However, Suu Kyi’s status as one of the world’s most revered pro-democracy campaigners means her presence on Chinese soil is sensitive, The Guardian writes.

Hu Jia, an outspoken Chinese activist, urged the Burmese politician, who received the Nobel peace prize in 1991, to speak against the imprisonment of Liu Xiaobo, the writer who was awarded the same prize in 2010, after being jailed for calling for democratic reform.

“It is her moral duty. I would certainly do so if I were her,” Hu told the Guardian. “She will not be arrested or silenced.

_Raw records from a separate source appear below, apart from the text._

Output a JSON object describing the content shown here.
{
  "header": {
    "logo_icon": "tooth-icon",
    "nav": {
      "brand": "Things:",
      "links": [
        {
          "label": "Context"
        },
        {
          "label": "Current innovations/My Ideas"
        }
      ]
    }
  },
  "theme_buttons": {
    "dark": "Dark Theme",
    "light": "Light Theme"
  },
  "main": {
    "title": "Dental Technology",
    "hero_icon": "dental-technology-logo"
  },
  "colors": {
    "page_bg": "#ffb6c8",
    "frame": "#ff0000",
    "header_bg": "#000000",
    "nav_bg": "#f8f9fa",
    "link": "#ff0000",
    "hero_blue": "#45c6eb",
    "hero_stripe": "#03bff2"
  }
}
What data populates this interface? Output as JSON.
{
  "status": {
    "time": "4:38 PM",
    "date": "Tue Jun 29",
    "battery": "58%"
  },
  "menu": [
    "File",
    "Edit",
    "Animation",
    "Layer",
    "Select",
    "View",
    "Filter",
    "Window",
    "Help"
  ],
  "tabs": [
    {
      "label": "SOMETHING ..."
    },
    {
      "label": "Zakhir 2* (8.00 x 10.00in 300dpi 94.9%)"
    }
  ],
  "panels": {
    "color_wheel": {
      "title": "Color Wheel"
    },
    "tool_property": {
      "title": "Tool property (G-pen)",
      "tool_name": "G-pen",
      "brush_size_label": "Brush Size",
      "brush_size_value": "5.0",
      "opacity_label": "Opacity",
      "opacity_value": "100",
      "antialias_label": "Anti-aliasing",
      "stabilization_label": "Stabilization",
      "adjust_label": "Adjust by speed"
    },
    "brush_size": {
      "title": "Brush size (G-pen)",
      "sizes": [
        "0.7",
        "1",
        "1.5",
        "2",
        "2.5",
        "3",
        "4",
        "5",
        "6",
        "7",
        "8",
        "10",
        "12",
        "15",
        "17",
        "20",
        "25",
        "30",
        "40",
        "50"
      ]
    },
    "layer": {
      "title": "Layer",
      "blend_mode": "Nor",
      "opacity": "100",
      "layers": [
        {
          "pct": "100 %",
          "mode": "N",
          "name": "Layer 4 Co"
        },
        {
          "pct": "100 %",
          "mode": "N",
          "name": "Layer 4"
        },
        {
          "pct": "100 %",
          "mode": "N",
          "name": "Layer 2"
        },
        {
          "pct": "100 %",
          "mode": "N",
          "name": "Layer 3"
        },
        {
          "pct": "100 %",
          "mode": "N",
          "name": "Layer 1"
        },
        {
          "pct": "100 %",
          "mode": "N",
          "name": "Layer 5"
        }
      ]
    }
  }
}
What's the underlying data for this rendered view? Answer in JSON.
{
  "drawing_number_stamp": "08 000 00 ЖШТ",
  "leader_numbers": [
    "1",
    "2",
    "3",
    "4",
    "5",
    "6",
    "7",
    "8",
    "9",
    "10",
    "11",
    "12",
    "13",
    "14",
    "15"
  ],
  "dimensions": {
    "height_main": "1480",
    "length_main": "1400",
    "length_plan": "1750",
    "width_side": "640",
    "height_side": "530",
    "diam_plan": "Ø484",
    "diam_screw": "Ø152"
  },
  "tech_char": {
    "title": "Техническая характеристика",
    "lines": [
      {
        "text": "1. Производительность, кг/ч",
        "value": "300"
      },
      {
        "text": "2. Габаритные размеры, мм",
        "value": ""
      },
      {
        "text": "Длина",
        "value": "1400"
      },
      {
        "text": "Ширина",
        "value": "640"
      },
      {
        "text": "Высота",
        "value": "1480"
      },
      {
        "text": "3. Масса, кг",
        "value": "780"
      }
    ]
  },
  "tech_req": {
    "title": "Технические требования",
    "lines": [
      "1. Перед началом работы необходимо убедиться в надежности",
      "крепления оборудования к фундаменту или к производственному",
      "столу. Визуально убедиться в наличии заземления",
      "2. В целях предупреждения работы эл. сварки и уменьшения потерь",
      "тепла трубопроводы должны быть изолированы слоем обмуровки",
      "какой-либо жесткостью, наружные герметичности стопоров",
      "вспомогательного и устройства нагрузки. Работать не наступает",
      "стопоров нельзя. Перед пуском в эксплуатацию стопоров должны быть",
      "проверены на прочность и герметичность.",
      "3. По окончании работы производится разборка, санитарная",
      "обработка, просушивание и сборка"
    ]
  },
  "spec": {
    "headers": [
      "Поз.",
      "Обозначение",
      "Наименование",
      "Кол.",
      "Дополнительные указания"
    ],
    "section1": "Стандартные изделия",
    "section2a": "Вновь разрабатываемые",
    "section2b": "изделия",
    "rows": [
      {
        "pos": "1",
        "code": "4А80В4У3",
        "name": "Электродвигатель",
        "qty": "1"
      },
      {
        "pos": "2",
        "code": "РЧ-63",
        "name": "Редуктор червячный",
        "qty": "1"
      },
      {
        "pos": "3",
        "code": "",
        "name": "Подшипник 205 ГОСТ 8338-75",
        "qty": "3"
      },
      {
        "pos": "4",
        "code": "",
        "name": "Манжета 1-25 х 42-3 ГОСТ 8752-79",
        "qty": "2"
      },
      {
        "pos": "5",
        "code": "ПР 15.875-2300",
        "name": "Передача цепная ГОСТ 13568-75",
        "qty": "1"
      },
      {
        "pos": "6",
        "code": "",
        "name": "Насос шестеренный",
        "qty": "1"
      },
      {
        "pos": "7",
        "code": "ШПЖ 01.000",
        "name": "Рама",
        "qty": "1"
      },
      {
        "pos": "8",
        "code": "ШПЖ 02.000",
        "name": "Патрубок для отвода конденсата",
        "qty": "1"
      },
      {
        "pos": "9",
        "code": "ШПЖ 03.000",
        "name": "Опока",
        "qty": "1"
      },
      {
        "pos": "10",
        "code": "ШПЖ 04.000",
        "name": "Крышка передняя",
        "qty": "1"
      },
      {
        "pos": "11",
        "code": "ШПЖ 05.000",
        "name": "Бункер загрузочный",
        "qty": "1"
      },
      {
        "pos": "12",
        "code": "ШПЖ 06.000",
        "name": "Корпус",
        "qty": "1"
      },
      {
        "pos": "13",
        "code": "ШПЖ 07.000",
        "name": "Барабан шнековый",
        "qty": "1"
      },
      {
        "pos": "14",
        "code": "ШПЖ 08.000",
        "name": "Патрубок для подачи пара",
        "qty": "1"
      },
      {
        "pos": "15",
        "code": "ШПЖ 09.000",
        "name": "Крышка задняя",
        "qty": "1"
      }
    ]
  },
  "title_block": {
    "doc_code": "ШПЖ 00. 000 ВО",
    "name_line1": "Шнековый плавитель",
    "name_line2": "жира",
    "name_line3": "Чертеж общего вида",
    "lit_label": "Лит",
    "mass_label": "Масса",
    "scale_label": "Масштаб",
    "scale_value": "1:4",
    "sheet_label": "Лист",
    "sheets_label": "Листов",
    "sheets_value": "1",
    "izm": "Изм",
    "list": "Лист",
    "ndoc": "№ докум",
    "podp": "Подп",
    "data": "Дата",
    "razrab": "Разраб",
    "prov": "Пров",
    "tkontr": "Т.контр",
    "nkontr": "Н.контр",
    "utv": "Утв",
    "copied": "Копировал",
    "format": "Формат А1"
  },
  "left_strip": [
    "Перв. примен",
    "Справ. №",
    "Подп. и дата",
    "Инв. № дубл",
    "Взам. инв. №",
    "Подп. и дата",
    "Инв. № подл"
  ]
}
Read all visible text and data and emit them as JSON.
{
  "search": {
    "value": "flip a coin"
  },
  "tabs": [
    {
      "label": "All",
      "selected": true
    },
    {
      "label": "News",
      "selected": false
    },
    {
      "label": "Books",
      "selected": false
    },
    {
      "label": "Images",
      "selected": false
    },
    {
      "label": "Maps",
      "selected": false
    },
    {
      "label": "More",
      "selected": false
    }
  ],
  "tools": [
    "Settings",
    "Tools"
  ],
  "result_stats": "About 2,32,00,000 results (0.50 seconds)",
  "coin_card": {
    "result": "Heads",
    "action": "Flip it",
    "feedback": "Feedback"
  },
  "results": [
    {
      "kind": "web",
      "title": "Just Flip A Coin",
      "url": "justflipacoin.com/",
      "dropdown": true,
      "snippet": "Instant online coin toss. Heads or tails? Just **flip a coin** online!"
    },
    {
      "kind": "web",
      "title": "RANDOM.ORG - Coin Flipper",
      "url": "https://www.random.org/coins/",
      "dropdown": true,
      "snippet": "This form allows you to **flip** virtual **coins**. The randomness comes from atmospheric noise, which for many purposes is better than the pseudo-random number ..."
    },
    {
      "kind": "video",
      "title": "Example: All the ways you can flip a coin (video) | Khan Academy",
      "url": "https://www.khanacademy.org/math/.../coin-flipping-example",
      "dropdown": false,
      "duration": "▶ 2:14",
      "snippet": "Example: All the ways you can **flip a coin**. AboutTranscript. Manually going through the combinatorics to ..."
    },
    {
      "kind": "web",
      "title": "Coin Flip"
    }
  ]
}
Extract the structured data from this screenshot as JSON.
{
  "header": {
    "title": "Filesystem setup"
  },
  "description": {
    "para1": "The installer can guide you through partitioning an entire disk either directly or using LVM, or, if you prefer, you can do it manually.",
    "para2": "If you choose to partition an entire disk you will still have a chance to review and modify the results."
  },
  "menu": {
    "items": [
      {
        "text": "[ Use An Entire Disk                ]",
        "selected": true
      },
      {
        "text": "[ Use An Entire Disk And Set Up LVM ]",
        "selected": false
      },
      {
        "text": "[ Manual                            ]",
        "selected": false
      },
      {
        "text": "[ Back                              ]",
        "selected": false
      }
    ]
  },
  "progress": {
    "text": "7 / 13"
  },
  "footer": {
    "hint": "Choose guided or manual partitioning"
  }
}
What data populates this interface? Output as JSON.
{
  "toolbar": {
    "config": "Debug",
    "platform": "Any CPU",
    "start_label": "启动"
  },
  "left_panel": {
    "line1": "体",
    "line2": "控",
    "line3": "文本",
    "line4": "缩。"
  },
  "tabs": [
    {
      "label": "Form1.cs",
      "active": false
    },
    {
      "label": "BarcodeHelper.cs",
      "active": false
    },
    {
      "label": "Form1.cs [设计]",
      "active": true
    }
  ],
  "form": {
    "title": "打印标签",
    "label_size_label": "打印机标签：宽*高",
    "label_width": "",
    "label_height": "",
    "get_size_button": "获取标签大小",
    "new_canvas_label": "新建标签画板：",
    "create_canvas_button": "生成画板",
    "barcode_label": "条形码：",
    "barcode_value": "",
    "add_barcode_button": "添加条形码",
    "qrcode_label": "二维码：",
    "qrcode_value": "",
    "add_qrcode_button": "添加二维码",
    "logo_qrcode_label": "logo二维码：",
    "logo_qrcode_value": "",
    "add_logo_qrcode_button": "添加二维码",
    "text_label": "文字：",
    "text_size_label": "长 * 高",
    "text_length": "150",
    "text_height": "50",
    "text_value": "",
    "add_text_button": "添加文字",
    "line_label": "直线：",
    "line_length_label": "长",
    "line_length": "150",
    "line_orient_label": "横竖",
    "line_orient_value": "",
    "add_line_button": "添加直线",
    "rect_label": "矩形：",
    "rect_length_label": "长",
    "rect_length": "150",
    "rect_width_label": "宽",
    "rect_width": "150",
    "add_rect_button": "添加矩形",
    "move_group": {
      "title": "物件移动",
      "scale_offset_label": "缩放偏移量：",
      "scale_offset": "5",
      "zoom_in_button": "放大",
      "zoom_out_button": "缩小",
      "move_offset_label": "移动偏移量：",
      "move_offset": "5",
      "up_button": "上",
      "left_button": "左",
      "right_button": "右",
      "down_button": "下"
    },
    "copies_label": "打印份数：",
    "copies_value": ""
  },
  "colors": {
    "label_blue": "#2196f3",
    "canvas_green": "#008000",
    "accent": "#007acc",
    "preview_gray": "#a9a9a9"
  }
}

On the contrary, the action would win her praise and support.”